Tyrean Martinson said...

Karst is an interesting word, and I loved the fact-filled post with all the great pics you have here.

Mark Koopmans said...

I had no idea caves were such a big deal in Missouri... but now I feel a much deeper connection with your state :)

Thanks for sharing - and educating (and sorry for confusing you re. my comments location :)

Trying to keep everyone on their toes :)

~Sia McKye~ said...

HILARY--there are many caves that are partially open to the public and other parts are closed off for scientific parties only. Cavers are secretive about their discovered cave as well. They do report them as found but the locations are not made public.

I'm still learning about much of Missouri's history and geology. It is fascinating.

NATALIE--I know I wouldn't go into a raw cave. They're dark and have lots of slimy red clay. Very easy to get hurt or lost in one if not experienced.

MELANIE--most mountainous regions have some caves, kart landscape have many.

MAC--discovering the gems of Missouri have been very cool.

JULIE--we don't have a lot of large city centers but those we do have here do have museums, galleries, concerts, and whatnot.
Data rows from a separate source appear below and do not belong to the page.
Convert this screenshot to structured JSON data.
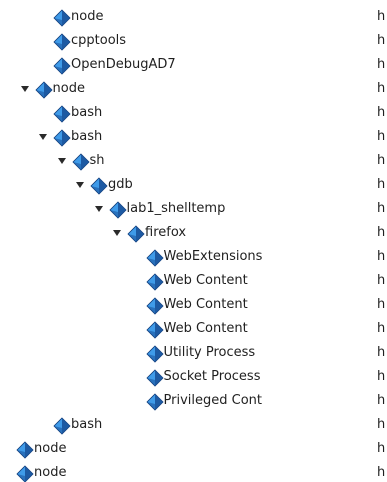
{
  "process_tree": {
    "rows": [
      {
        "name": "node",
        "depth": 2,
        "expanded": null,
        "col2": "h"
      },
      {
        "name": "cpptools",
        "depth": 2,
        "expanded": null,
        "col2": "h"
      },
      {
        "name": "OpenDebugAD7",
        "depth": 2,
        "expanded": null,
        "col2": "h"
      },
      {
        "name": "node",
        "depth": 1,
        "expanded": true,
        "col2": "h"
      },
      {
        "name": "bash",
        "depth": 2,
        "expanded": null,
        "col2": "h"
      },
      {
        "name": "bash",
        "depth": 2,
        "expanded": true,
        "col2": "h"
      },
      {
        "name": "sh",
        "depth": 3,
        "expanded": true,
        "col2": "h"
      },
      {
        "name": "gdb",
        "depth": 4,
        "expanded": true,
        "col2": "h"
      },
      {
        "name": "lab1_shelltemp",
        "depth": 5,
        "expanded": true,
        "col2": "h"
      },
      {
        "name": "firefox",
        "depth": 6,
        "expanded": true,
        "col2": "h"
      },
      {
        "name": "WebExtensions",
        "depth": 7,
        "expanded": null,
        "col2": "h"
      },
      {
        "name": "Web Content",
        "depth": 7,
        "expanded": null,
        "col2": "h"
      },
      {
        "name": "Web Content",
        "depth": 7,
        "expanded": null,
        "col2": "h"
      },
      {
        "name": "Web Content",
        "depth": 7,
        "expanded": null,
        "col2": "h"
      },
      {
        "name": "Utility Process",
        "depth": 7,
        "expanded": null,
        "col2": "h"
      },
      {
        "name": "Socket Process",
        "depth": 7,
        "expanded": null,
        "col2": "h"
      },
      {
        "name": "Privileged Cont",
        "depth": 7,
        "expanded": null,
        "col2": "h"
      },
      {
        "name": "bash",
        "depth": 2,
        "expanded": null,
        "col2": "h"
      },
      {
        "name": "node",
        "depth": 0,
        "expanded": null,
        "col2": "h"
      },
      {
        "name": "node",
        "depth": 0,
        "expanded": null,
        "col2": "h"
      }
    ]
  },
  "icons": {
    "process": "process-diamond-icon",
    "expander": "triangle-down-icon"
  },
  "colors": {
    "icon_light": "#3f9be9",
    "icon_dark": "#184f97",
    "icon_edge": "#0d3a78",
    "arrow": "#2a2a2a",
    "text": "#1f1f1f",
    "background": "#ffffff"
  }
}
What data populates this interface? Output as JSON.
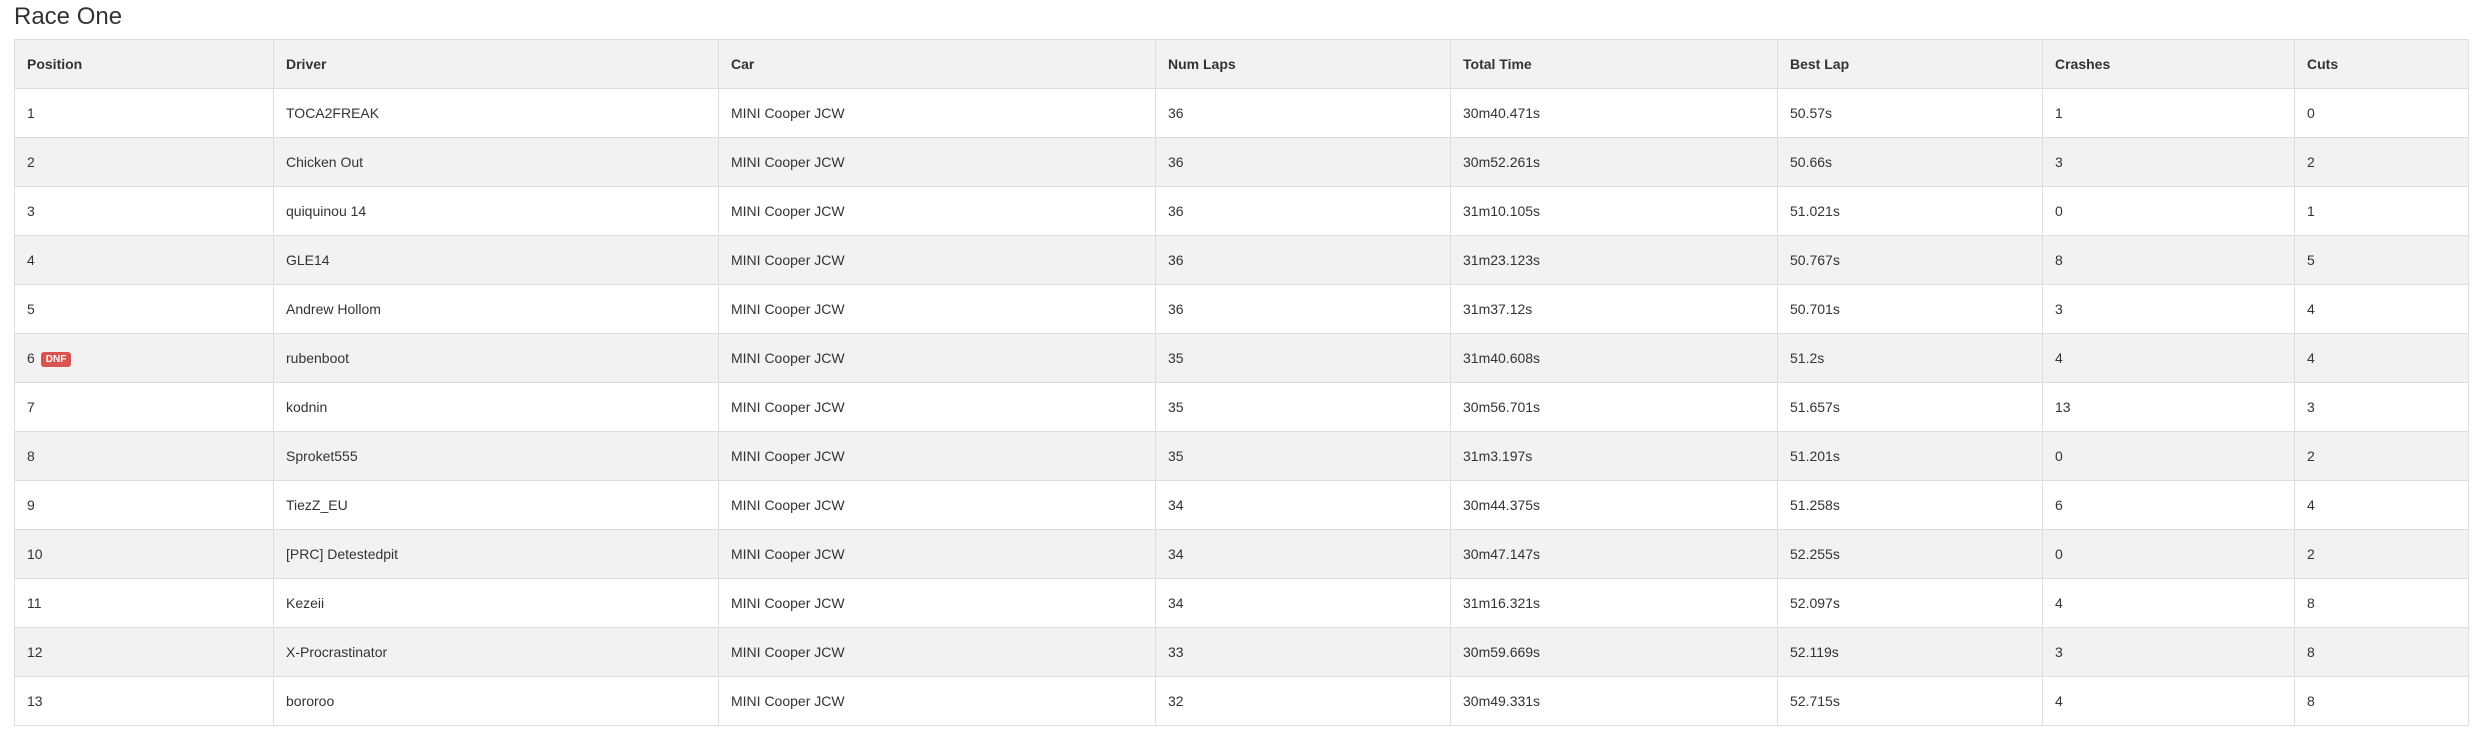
{
  "page": {
    "title": "Race One"
  },
  "table": {
    "columns": [
      "Position",
      "Driver",
      "Car",
      "Num Laps",
      "Total Time",
      "Best Lap",
      "Crashes",
      "Cuts"
    ],
    "rows": [
      {
        "position": "1",
        "badge": "",
        "driver": "TOCA2FREAK",
        "car": "MINI Cooper JCW",
        "laps": "36",
        "total_time": "30m40.471s",
        "best_lap": "50.57s",
        "crashes": "1",
        "cuts": "0"
      },
      {
        "position": "2",
        "badge": "",
        "driver": "Chicken Out",
        "car": "MINI Cooper JCW",
        "laps": "36",
        "total_time": "30m52.261s",
        "best_lap": "50.66s",
        "crashes": "3",
        "cuts": "2"
      },
      {
        "position": "3",
        "badge": "",
        "driver": "quiquinou 14",
        "car": "MINI Cooper JCW",
        "laps": "36",
        "total_time": "31m10.105s",
        "best_lap": "51.021s",
        "crashes": "0",
        "cuts": "1"
      },
      {
        "position": "4",
        "badge": "",
        "driver": "GLE14",
        "car": "MINI Cooper JCW",
        "laps": "36",
        "total_time": "31m23.123s",
        "best_lap": "50.767s",
        "crashes": "8",
        "cuts": "5"
      },
      {
        "position": "5",
        "badge": "",
        "driver": "Andrew Hollom",
        "car": "MINI Cooper JCW",
        "laps": "36",
        "total_time": "31m37.12s",
        "best_lap": "50.701s",
        "crashes": "3",
        "cuts": "4"
      },
      {
        "position": "6",
        "badge": "DNF",
        "driver": "rubenboot",
        "car": "MINI Cooper JCW",
        "laps": "35",
        "total_time": "31m40.608s",
        "best_lap": "51.2s",
        "crashes": "4",
        "cuts": "4"
      },
      {
        "position": "7",
        "badge": "",
        "driver": "kodnin",
        "car": "MINI Cooper JCW",
        "laps": "35",
        "total_time": "30m56.701s",
        "best_lap": "51.657s",
        "crashes": "13",
        "cuts": "3"
      },
      {
        "position": "8",
        "badge": "",
        "driver": "Sproket555",
        "car": "MINI Cooper JCW",
        "laps": "35",
        "total_time": "31m3.197s",
        "best_lap": "51.201s",
        "crashes": "0",
        "cuts": "2"
      },
      {
        "position": "9",
        "badge": "",
        "driver": "TiezZ_EU",
        "car": "MINI Cooper JCW",
        "laps": "34",
        "total_time": "30m44.375s",
        "best_lap": "51.258s",
        "crashes": "6",
        "cuts": "4"
      },
      {
        "position": "10",
        "badge": "",
        "driver": "[PRC] Detestedpit",
        "car": "MINI Cooper JCW",
        "laps": "34",
        "total_time": "30m47.147s",
        "best_lap": "52.255s",
        "crashes": "0",
        "cuts": "2"
      },
      {
        "position": "11",
        "badge": "",
        "driver": "Kezeii",
        "car": "MINI Cooper JCW",
        "laps": "34",
        "total_time": "31m16.321s",
        "best_lap": "52.097s",
        "crashes": "4",
        "cuts": "8"
      },
      {
        "position": "12",
        "badge": "",
        "driver": "X-Procrastinator",
        "car": "MINI Cooper JCW",
        "laps": "33",
        "total_time": "30m59.669s",
        "best_lap": "52.119s",
        "crashes": "3",
        "cuts": "8"
      },
      {
        "position": "13",
        "badge": "",
        "driver": "bororoo",
        "car": "MINI Cooper JCW",
        "laps": "32",
        "total_time": "30m49.331s",
        "best_lap": "52.715s",
        "crashes": "4",
        "cuts": "8"
      }
    ]
  },
  "colors": {
    "dnf_badge": "#d9534f",
    "header_bg": "#f2f2f2",
    "stripe_bg": "#f2f2f2",
    "border": "#dddddd",
    "text": "#333333"
  }
}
But it's a wild and gorgeous state with many things to do and see. So many stories are told by the landscape if we listen and look. :-)

ALEX--I was amazed at how many caves were used like that. It makes sence but who would have thought?
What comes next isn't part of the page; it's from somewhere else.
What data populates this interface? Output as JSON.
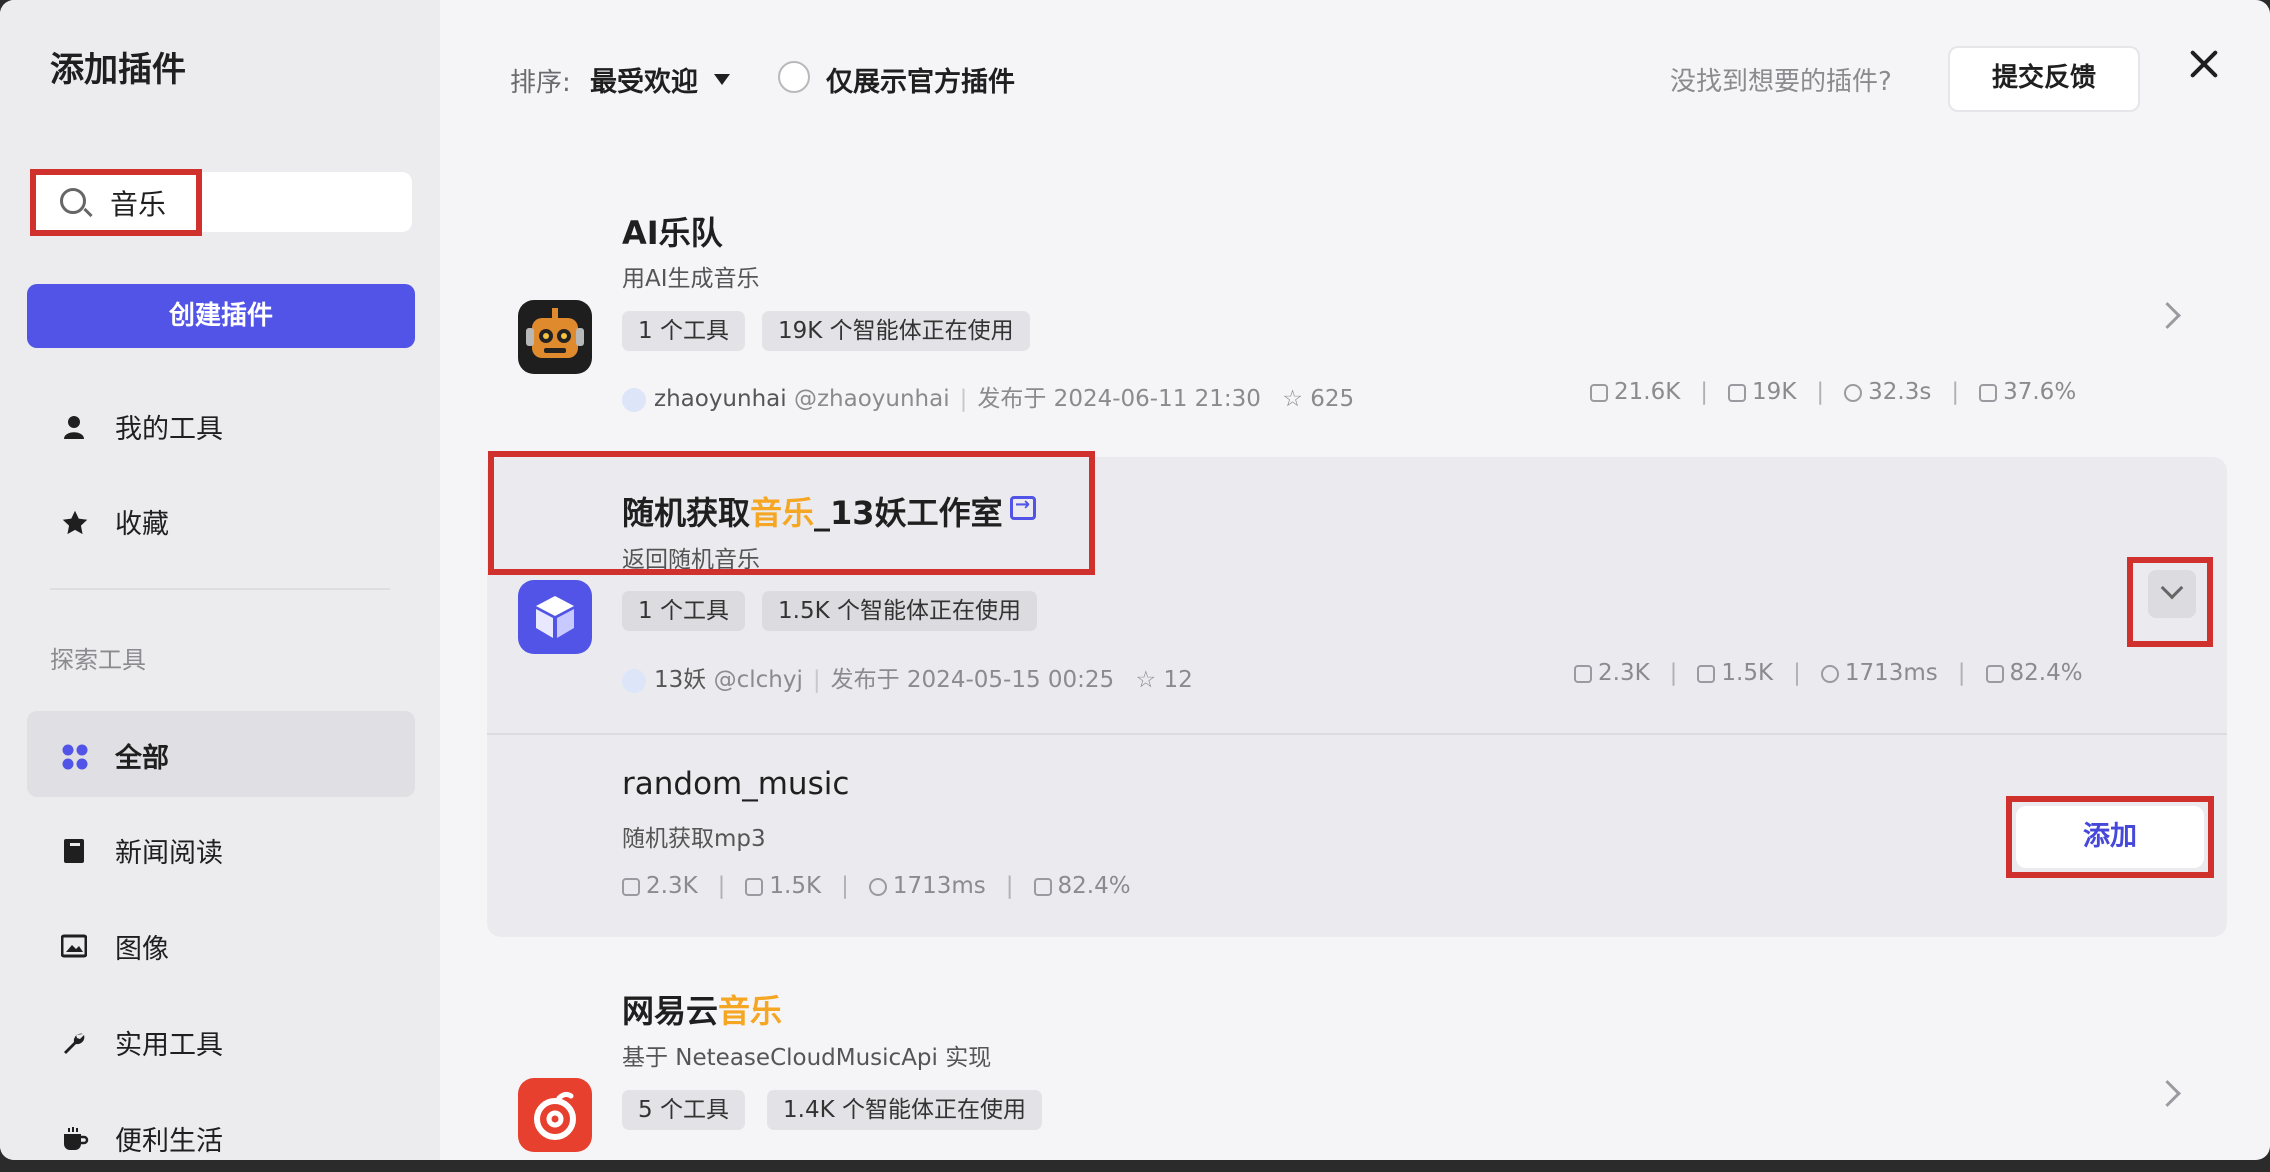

JO--I'm with you, I couldn't be a spelunker either. Having said that, I would be glad to see some after the initial exploration was done and relatively safe. I think it would be cool Dan and I are going to hike up to Miller Cave on Fort Leonardwood in a couple of weekends. It's big and it's close.

I think the cheddar caves would be cool to visit.

~Sia McKye~ said...

TYREAN--Karst is borrowed from the Germans but they borrowed it from someone else. Actually, it's thought the word came from Proto-Indo-European word karra, meaning root-rock. Which actually makes sense as we are talking about root rocks especially at the bottom of caves. Some of those rocks and formations are millions of years old.

MARK--Well it's the CAVE STATE, lol! But actually, we didn't have the tourist trade for seeing those caves until Mark Twain wrote his Tom Sawyer stories and there were caves in them. People came from all over wanting to see Tom Sawyer's caves.

On your blog, I had to be on toes to reach up for the comment button, lol! No prob now, I know where to find it. :-)

Elephant's Child said...

What an informative, and beautiful post.
I am torn about caves. I find them fascinating, but my claustrophobic self is not comfortable in them.
I love that the ecology and scientific integrity or these is protected though. Something there should be a great deal more of world wide.

Jemi Fraser said...

Very cool! I've never heard the word karst before. The cave system looks gorgeous - well worth a tour or two!!

Tamara Narayan said...

Great pictures. Caves are fascinating. I did a little research on sink holes for a short story and learned a bit. I haven't been in a cave like these since I was little and our family went to the "Bat Cave" in N.C.

Kristin said...

I knew Michigan was covered by glaciers but, even though I lived in Missouri for 3 years and have visited many times, I never realized it was a state full of caves.

Michael Di Gesu said...

Hi, Sia,

WOW... these caves a gorgeous! I never knew Missouri had such an amazing Karst!

The lighting filtering through the opening is spectacular. Wonderful pics.

Thanks for sharing such interesting information about your home state.

Peaches Ledwidge said...

Thanks for the info, Sia. I'll have to get there one day. I didn't know there were so many caves there. I'll have to read more on the geography.

Sandra Meek Wilkes said...

Never heard the word karst before. Learned something! It is amazing to me how I land "used to be". So many changes...and, of course, they will continue long after we are gone.

Michelle Wallace said...

The caves are really beautiful!
Now I'm wondering exactly what Karst means?

The Happy Whisk said...

I love caves, and trees, and nature and all that good stuff.

Cheers and boogie boogie.